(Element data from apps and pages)
★ ★ ★ ★ ★ ★ ★

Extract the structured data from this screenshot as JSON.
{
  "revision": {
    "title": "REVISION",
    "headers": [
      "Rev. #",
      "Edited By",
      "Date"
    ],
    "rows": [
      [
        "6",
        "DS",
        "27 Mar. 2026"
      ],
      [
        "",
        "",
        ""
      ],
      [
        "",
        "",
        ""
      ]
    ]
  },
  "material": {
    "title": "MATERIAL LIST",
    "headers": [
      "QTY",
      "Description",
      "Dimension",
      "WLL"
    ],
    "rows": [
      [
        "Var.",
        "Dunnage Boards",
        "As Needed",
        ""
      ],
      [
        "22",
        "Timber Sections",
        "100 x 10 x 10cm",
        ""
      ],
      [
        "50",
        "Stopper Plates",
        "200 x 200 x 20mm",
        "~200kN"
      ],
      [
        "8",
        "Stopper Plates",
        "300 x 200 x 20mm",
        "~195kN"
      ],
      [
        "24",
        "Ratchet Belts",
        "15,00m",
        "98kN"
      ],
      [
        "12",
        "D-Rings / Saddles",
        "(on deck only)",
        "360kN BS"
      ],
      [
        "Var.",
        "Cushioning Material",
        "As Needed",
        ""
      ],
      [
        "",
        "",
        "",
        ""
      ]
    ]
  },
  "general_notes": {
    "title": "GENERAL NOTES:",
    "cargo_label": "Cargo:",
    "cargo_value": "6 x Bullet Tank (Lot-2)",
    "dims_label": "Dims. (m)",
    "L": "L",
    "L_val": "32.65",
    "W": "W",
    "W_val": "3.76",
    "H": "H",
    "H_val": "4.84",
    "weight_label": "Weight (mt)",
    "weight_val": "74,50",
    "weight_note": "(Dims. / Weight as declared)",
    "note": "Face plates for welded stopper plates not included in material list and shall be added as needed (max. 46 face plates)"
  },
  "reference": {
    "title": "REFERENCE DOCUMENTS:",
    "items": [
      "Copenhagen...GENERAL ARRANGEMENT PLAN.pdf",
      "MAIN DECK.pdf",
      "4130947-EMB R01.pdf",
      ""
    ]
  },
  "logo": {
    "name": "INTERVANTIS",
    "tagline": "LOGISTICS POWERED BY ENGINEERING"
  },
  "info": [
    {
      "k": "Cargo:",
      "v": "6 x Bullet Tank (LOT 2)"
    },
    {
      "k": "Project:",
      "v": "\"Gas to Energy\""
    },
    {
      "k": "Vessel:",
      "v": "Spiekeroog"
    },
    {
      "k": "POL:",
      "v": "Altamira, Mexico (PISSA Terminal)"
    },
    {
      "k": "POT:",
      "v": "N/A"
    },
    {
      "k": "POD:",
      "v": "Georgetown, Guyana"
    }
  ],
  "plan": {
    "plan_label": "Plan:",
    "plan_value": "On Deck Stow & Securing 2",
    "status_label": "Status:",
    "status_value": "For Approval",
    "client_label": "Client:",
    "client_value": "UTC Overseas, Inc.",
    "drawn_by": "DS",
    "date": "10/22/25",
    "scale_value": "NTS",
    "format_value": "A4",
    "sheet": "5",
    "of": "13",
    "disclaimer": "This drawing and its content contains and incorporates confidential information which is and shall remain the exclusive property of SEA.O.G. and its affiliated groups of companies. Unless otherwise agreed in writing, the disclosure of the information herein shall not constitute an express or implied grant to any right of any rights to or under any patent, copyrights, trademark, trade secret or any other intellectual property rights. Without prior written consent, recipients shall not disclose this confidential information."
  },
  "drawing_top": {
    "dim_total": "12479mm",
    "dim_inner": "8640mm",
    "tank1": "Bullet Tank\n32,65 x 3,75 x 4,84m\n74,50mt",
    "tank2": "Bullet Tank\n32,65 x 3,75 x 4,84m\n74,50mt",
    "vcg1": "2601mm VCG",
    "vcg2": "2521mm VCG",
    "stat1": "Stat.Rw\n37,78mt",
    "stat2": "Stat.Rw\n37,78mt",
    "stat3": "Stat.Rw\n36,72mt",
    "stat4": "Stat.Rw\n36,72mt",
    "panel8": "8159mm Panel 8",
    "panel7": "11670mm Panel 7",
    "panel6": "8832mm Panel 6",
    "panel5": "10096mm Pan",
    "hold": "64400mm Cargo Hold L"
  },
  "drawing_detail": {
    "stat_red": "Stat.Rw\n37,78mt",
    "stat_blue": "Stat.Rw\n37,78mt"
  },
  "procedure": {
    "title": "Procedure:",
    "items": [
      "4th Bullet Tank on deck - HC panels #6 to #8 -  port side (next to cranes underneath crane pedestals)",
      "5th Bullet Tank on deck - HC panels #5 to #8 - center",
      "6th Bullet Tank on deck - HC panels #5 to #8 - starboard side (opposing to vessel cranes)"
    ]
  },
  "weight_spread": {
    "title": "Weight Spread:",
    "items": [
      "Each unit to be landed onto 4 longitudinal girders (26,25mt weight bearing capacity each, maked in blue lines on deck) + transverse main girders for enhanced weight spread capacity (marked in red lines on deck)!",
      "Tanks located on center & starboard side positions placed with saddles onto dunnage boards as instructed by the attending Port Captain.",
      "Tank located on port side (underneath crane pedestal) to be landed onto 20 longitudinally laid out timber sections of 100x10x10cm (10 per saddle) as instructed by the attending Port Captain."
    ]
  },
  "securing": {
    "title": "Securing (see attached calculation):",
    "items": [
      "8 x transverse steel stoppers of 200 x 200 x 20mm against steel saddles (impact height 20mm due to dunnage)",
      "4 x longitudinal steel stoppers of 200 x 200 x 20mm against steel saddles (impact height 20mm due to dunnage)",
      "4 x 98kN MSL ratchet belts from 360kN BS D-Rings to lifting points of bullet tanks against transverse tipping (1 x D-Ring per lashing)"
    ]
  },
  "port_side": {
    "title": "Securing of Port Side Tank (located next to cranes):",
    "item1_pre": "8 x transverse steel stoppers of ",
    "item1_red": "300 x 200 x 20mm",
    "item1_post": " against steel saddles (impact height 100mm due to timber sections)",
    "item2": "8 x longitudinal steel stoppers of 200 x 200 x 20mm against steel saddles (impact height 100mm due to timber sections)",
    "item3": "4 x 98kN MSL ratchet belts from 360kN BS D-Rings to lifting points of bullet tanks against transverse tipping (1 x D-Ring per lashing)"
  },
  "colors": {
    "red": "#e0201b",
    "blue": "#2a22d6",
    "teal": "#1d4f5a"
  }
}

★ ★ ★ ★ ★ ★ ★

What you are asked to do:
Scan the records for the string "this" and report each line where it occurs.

Task answer:
Extract the structured data from this screenshot as JSON.
    "disclaimer": "This drawing and its content contains and incorporates confidential information which is and shall remain the exclusive property of SEA.O.G. and its affiliated groups of companies. Unless otherwise agreed in writing, the disclosure of the information herein shall not constitute an express or implied grant to any right of any rights to or under any patent, copyrights, trademark, trade secret or any other intellectual property rights. Without prior written consent, recipients shall not disclose this confidential information."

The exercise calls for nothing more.